What the task requires.
Retype the listing that follows, leaving nothing out.

Material for this task.
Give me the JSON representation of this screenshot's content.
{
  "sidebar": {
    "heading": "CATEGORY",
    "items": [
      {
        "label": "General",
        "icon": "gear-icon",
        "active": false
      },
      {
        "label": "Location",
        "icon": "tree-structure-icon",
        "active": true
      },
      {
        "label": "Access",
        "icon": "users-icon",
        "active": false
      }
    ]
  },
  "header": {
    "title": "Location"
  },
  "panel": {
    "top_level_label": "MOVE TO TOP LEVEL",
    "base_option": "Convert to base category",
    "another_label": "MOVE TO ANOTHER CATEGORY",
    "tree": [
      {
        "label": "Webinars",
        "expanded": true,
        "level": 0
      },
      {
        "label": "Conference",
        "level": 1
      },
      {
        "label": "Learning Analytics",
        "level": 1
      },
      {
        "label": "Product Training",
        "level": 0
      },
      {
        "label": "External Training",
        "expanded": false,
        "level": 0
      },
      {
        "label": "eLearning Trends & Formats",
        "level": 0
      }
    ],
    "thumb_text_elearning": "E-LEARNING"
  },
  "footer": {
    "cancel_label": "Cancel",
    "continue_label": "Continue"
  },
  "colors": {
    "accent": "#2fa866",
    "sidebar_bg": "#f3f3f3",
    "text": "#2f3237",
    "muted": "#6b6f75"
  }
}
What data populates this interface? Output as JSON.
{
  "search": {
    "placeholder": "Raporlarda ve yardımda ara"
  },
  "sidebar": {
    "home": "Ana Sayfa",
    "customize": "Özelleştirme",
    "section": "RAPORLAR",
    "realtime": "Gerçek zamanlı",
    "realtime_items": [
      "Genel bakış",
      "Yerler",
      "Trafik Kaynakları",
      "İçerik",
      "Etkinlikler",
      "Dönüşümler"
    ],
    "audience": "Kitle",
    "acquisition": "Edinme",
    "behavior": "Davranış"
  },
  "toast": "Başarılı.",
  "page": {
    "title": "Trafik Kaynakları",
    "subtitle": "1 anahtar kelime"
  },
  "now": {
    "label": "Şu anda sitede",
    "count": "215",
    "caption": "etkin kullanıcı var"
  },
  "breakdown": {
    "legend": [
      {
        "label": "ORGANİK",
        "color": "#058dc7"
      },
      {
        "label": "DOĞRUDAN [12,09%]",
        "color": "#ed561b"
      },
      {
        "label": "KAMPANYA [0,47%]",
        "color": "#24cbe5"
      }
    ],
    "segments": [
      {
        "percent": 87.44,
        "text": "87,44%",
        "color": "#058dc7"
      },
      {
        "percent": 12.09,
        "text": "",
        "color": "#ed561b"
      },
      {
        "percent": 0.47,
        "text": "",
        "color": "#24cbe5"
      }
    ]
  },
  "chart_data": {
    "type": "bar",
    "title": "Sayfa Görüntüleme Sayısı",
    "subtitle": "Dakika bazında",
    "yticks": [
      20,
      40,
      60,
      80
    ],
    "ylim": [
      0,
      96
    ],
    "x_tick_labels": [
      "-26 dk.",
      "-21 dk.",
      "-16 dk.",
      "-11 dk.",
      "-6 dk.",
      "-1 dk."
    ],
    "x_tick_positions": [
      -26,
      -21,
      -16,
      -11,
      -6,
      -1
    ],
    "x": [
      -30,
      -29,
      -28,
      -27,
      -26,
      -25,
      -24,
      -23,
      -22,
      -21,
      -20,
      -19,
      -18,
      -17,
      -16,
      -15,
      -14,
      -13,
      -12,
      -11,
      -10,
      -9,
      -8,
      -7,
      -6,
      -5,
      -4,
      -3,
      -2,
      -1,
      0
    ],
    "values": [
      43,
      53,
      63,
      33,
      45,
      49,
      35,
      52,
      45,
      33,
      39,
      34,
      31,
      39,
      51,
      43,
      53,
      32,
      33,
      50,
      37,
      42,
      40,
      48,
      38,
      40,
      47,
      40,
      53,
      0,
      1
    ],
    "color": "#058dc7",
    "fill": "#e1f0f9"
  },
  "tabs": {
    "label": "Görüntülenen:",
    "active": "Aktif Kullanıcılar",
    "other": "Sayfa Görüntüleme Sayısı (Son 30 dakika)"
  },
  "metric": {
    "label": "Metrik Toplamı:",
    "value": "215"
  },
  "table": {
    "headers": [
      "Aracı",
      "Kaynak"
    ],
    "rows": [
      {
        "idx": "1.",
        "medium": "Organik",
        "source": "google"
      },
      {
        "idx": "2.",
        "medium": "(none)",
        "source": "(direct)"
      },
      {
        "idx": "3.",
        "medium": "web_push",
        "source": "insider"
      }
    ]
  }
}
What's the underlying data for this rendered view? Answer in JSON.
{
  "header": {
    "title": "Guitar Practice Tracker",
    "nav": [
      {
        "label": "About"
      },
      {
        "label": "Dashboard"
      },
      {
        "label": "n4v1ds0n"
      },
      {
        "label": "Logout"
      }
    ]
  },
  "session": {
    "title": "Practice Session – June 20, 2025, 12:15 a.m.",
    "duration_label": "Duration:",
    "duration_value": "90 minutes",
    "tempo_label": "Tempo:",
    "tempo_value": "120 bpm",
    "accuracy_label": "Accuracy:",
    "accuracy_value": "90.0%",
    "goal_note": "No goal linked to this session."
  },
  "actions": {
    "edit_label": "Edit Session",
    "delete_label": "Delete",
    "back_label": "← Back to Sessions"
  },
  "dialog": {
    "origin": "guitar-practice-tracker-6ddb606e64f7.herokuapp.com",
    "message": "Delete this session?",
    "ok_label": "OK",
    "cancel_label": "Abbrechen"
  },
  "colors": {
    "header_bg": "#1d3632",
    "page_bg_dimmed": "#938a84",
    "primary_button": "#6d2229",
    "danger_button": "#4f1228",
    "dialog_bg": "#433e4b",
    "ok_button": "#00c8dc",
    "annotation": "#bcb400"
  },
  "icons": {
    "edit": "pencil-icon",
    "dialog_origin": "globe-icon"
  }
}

Finished exercise.
Give me the JSON representation of this screenshot's content.
{
  "sidebar": {
    "heading": "CATEGORY",
    "items": [
      {
        "label": "General",
        "icon": "gear-icon",
        "active": false
      },
      {
        "label": "Location",
        "icon": "tree-structure-icon",
        "active": true
      },
      {
        "label": "Access",
        "icon": "users-icon",
        "active": false
      }
    ]
  },
  "header": {
    "title": "Location"
  },
  "panel": {
    "top_level_label": "MOVE TO TOP LEVEL",
    "base_option": "Convert to base category",
    "another_label": "MOVE TO ANOTHER CATEGORY",
    "tree": [
      {
        "label": "Webinars",
        "expanded": true,
        "level": 0
      },
      {
        "label": "Conference",
        "level": 1
      },
      {
        "label": "Learning Analytics",
        "level": 1
      },
      {
        "label": "Product Training",
        "level": 0
      },
      {
        "label": "External Training",
        "expanded": false,
        "level": 0
      },
      {
        "label": "eLearning Trends & Formats",
        "level": 0
      }
    ],
    "thumb_text_elearning": "E-LEARNING"
  },
  "footer": {
    "cancel_label": "Cancel",
    "continue_label": "Continue"
  },
  "colors": {
    "accent": "#2fa866",
    "sidebar_bg": "#f3f3f3",
    "text": "#2f3237",
    "muted": "#6b6f75"
  }
}
What data populates this interface? Output as JSON.
{
  "search": {
    "placeholder": "Raporlarda ve yardımda ara"
  },
  "sidebar": {
    "home": "Ana Sayfa",
    "customize": "Özelleştirme",
    "section": "RAPORLAR",
    "realtime": "Gerçek zamanlı",
    "realtime_items": [
      "Genel bakış",
      "Yerler",
      "Trafik Kaynakları",
      "İçerik",
      "Etkinlikler",
      "Dönüşümler"
    ],
    "audience": "Kitle",
    "acquisition": "Edinme",
    "behavior": "Davranış"
  },
  "toast": "Başarılı.",
  "page": {
    "title": "Trafik Kaynakları",
    "subtitle": "1 anahtar kelime"
  },
  "now": {
    "label": "Şu anda sitede",
    "count": "215",
    "caption": "etkin kullanıcı var"
  },
  "breakdown": {
    "legend": [
      {
        "label": "ORGANİK",
        "color": "#058dc7"
      },
      {
        "label": "DOĞRUDAN [12,09%]",
        "color": "#ed561b"
      },
      {
        "label": "KAMPANYA [0,47%]",
        "color": "#24cbe5"
      }
    ],
    "segments": [
      {
        "percent": 87.44,
        "text": "87,44%",
        "color": "#058dc7"
      },
      {
        "percent": 12.09,
        "text": "",
        "color": "#ed561b"
      },
      {
        "percent": 0.47,
        "text": "",
        "color": "#24cbe5"
      }
    ]
  },
  "chart_data": {
    "type": "bar",
    "title": "Sayfa Görüntüleme Sayısı",
    "subtitle": "Dakika bazında",
    "yticks": [
      20,
      40,
      60,
      80
    ],
    "ylim": [
      0,
      96
    ],
    "x_tick_labels": [
      "-26 dk.",
      "-21 dk.",
      "-16 dk.",
      "-11 dk.",
      "-6 dk.",
      "-1 dk."
    ],
    "x_tick_positions": [
      -26,
      -21,
      -16,
      -11,
      -6,
      -1
    ],
    "x": [
      -30,
      -29,
      -28,
      -27,
      -26,
      -25,
      -24,
      -23,
      -22,
      -21,
      -20,
      -19,
      -18,
      -17,
      -16,
      -15,
      -14,
      -13,
      -12,
      -11,
      -10,
      -9,
      -8,
      -7,
      -6,
      -5,
      -4,
      -3,
      -2,
      -1,
      0
    ],
    "values": [
      43,
      53,
      63,
      33,
      45,
      49,
      35,
      52,
      45,
      33,
      39,
      34,
      31,
      39,
      51,
      43,
      53,
      32,
      33,
      50,
      37,
      42,
      40,
      48,
      38,
      40,
      47,
      40,
      53,
      0,
      1
    ],
    "color": "#058dc7",
    "fill": "#e1f0f9"
  },
  "tabs": {
    "label": "Görüntülenen:",
    "active": "Aktif Kullanıcılar",
    "other": "Sayfa Görüntüleme Sayısı (Son 30 dakika)"
  },
  "metric": {
    "label": "Metrik Toplamı:",
    "value": "215"
  },
  "table": {
    "headers": [
      "Aracı",
      "Kaynak"
    ],
    "rows": [
      {
        "idx": "1.",
        "medium": "Organik",
        "source": "google"
      },
      {
        "idx": "2.",
        "medium": "(none)",
        "source": "(direct)"
      },
      {
        "idx": "3.",
        "medium": "web_push",
        "source": "insider"
      }
    ]
  }
}
What's the underlying data for this rendered view? Answer in JSON.
{
  "header": {
    "title": "Guitar Practice Tracker",
    "nav": [
      {
        "label": "About"
      },
      {
        "label": "Dashboard"
      },
      {
        "label": "n4v1ds0n"
      },
      {
        "label": "Logout"
      }
    ]
  },
  "session": {
    "title": "Practice Session – June 20, 2025, 12:15 a.m.",
    "duration_label": "Duration:",
    "duration_value": "90 minutes",
    "tempo_label": "Tempo:",
    "tempo_value": "120 bpm",
    "accuracy_label": "Accuracy:",
    "accuracy_value": "90.0%",
    "goal_note": "No goal linked to this session."
  },
  "actions": {
    "edit_label": "Edit Session",
    "delete_label": "Delete",
    "back_label": "← Back to Sessions"
  },
  "dialog": {
    "origin": "guitar-practice-tracker-6ddb606e64f7.herokuapp.com",
    "message": "Delete this session?",
    "ok_label": "OK",
    "cancel_label": "Abbrechen"
  },
  "colors": {
    "header_bg": "#1d3632",
    "page_bg_dimmed": "#938a84",
    "primary_button": "#6d2229",
    "danger_button": "#4f1228",
    "dialog_bg": "#433e4b",
    "ok_button": "#00c8dc",
    "annotation": "#bcb400"
  },
  "icons": {
    "edit": "pencil-icon",
    "dialog_origin": "globe-icon"
  }
}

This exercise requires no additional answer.